Both the Alliance of American Football and the returning XFL are probably facing uphill battles for relevance and long-term success, but at the very least, it sounds like they’ll have distribution deals in place.
According to John Ourand and Terry Lefton of the Sports Business Journal, both leagues are working with the big networks. The AAF, which has its debut week on February 9th, has a deal in place with CBS, while the XFL (returning in 2020) is talking to Fox and ESPN.
Via SBJ, the AAF will see their league promoted on Super Bowl Sunday, and they’re also in talks with NFL Network:
Charlie Ebersol’s Alliance of American Football kicks off on Feb. 9, six days after the Super Bowl, with games on the broadcast network CBS — which will have just aired the Super Bowl. CBS, which will carry a promo for the AAF on Super Bowl Sunday, also will have the league’s championship game on its broadcast network in April. Its cable channel, CBS Sports Network, is committed to carry at least one AAF game per week.
The AAF also is in talks to have NFL Network carry several of its games. Sources describe an NFL Network deal as likely, adding that one could be finalized over the next several weeks. NFL Network is in more than 65 million homes and has more distribution than CBS Sports Network.
Meanwhile, the XFL is looking to work with Fox and ESPN, though those deals sound a bit farther off:

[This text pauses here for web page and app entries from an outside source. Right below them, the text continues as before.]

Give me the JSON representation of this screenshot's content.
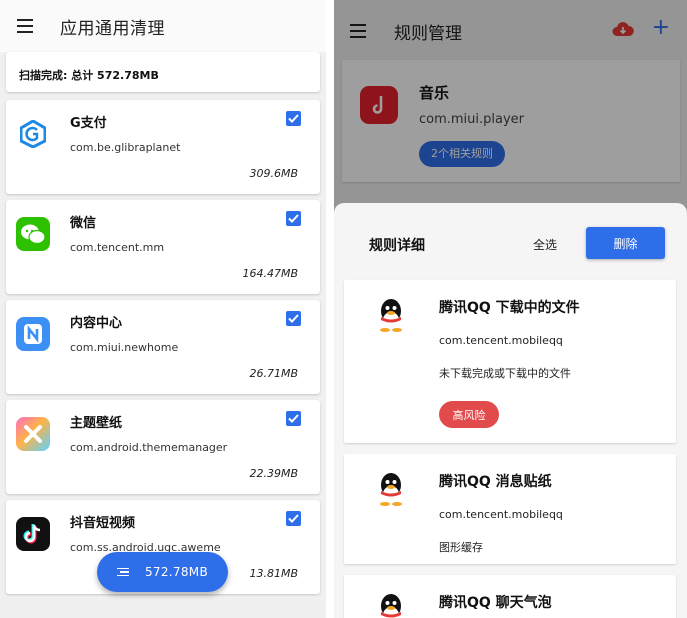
{
  "left": {
    "title": "应用通用清理",
    "summary": "扫描完成: 总计 572.78MB",
    "apps": [
      {
        "name": "G支付",
        "package": "com.be.glibraplanet",
        "size": "309.6MB",
        "icon": "gpay-icon"
      },
      {
        "name": "微信",
        "package": "com.tencent.mm",
        "size": "164.47MB",
        "icon": "wechat-icon"
      },
      {
        "name": "内容中心",
        "package": "com.miui.newhome",
        "size": "26.71MB",
        "icon": "content-center-icon"
      },
      {
        "name": "主题壁纸",
        "package": "com.android.thememanager",
        "size": "22.39MB",
        "icon": "theme-icon"
      },
      {
        "name": "抖音短视频",
        "package": "com.ss.android.ugc.aweme",
        "size": "13.81MB",
        "icon": "douyin-icon"
      }
    ],
    "fab_label": "572.78MB"
  },
  "right": {
    "title": "规则管理",
    "music": {
      "name": "音乐",
      "package": "com.miui.player",
      "rules_chip": "2个相关规则"
    },
    "sheet": {
      "title": "规则详细",
      "select_all": "全选",
      "delete": "删除",
      "rules": [
        {
          "name": "腾讯QQ 下载中的文件",
          "package": "com.tencent.mobileqq",
          "desc": "未下载完成或下载中的文件",
          "badge": "高风险"
        },
        {
          "name": "腾讯QQ 消息贴纸",
          "package": "com.tencent.mobileqq",
          "desc": "图形缓存"
        },
        {
          "name": "腾讯QQ 聊天气泡"
        }
      ]
    }
  },
  "colors": {
    "accent": "#2f6ee9",
    "danger": "#e14b4b",
    "music": "#e6212c"
  }
}
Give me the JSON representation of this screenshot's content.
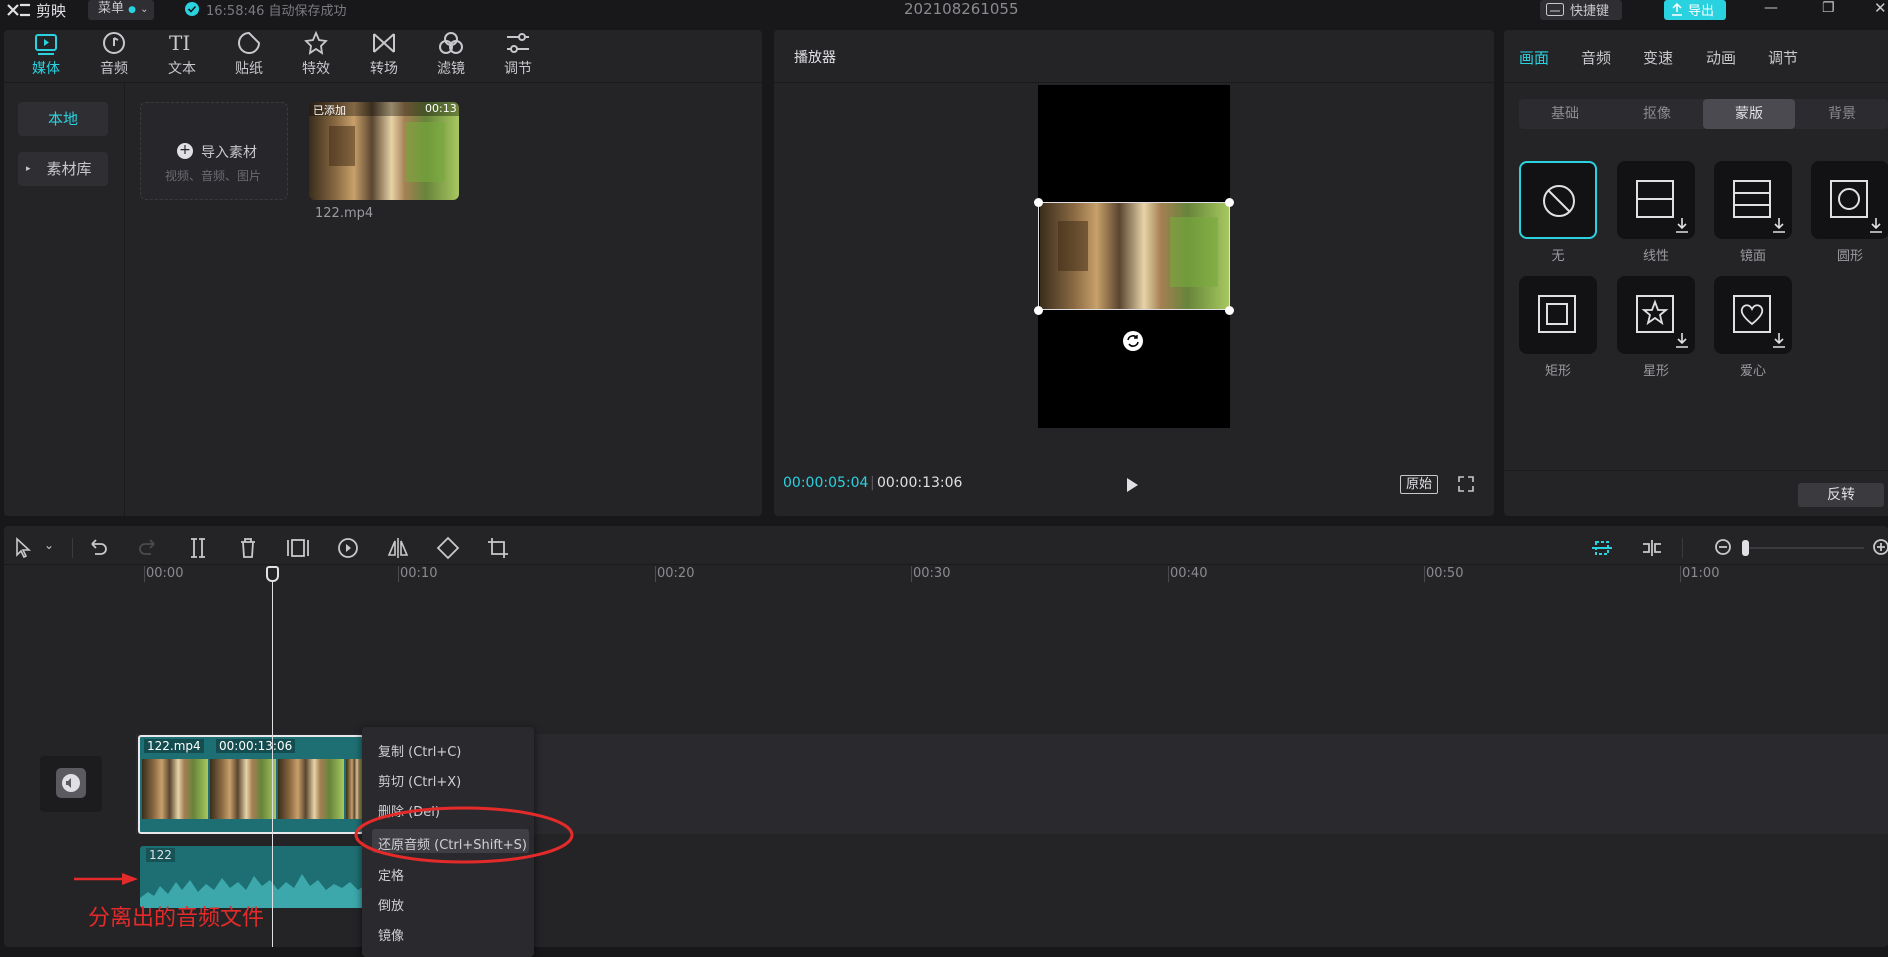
{
  "titlebar": {
    "app_name": "剪映",
    "menu_label": "菜单",
    "autosave_text": "16:58:46 自动保存成功",
    "project_name": "202108261055",
    "shortcut_label": "快捷键",
    "export_label": "导出"
  },
  "toolbar": {
    "items": [
      {
        "label": "媒体",
        "icon": "media-icon"
      },
      {
        "label": "音频",
        "icon": "audio-icon"
      },
      {
        "label": "文本",
        "icon": "text-icon"
      },
      {
        "label": "贴纸",
        "icon": "sticker-icon"
      },
      {
        "label": "特效",
        "icon": "effects-icon"
      },
      {
        "label": "转场",
        "icon": "transition-icon"
      },
      {
        "label": "滤镜",
        "icon": "filter-icon"
      },
      {
        "label": "调节",
        "icon": "adjust-icon"
      }
    ]
  },
  "media": {
    "side_local": "本地",
    "side_library": "素材库",
    "import_label": "导入素材",
    "import_hint": "视频、音频、图片",
    "clip_badge": "已添加",
    "clip_duration": "00:13",
    "clip_name": "122.mp4"
  },
  "player": {
    "title": "播放器",
    "current_time": "00:00:05:04",
    "total_time": "00:00:13:06",
    "original_label": "原始"
  },
  "inspector": {
    "tabs": [
      "画面",
      "音频",
      "变速",
      "动画",
      "调节"
    ],
    "segments": [
      "基础",
      "抠像",
      "蒙版",
      "背景"
    ],
    "masks": [
      {
        "label": "无",
        "icon": "none-icon"
      },
      {
        "label": "线性",
        "icon": "linear-mask-icon"
      },
      {
        "label": "镜面",
        "icon": "mirror-mask-icon"
      },
      {
        "label": "圆形",
        "icon": "circle-mask-icon"
      },
      {
        "label": "矩形",
        "icon": "rect-mask-icon"
      },
      {
        "label": "星形",
        "icon": "star-mask-icon"
      },
      {
        "label": "爱心",
        "icon": "heart-mask-icon"
      }
    ],
    "invert_label": "反转"
  },
  "timeline": {
    "ruler": [
      "00:00",
      "00:10",
      "00:20",
      "00:30",
      "00:40",
      "00:50",
      "01:00"
    ],
    "video_clip_name": "122.mp4",
    "video_clip_duration": "00:00:13:06",
    "audio_clip_name": "122",
    "annotation": "分离出的音频文件"
  },
  "context_menu": {
    "items": [
      "复制 (Ctrl+C)",
      "剪切 (Ctrl+X)",
      "删除 (Del)",
      "还原音频 (Ctrl+Shift+S)",
      "定格",
      "倒放",
      "镜像"
    ]
  },
  "colors": {
    "accent": "#2ad2e0",
    "annotation_red": "#e52a2a",
    "clip_teal": "#1e6f73"
  }
}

Sources say the league expects to have at least two-thirds of its games appear on broadcast television, underscoring the league’s strategy to get its games in front of the biggest potential audiences.
The XFL is deep in discussions with Fox and ESPN, in a pair of deals that would see games on ABC and Fox, as well as ESPN and FS1. So far, talks do not involve ESPN’s streaming service, ESPN+, sources said.
It’s unlikely that either of these leagues emerge as true competitors to the NFL; it’s much more likely they end up competing against each other for any spillover professional football interest. But they are offering live games, which for now continue to be a prized commodity for networks.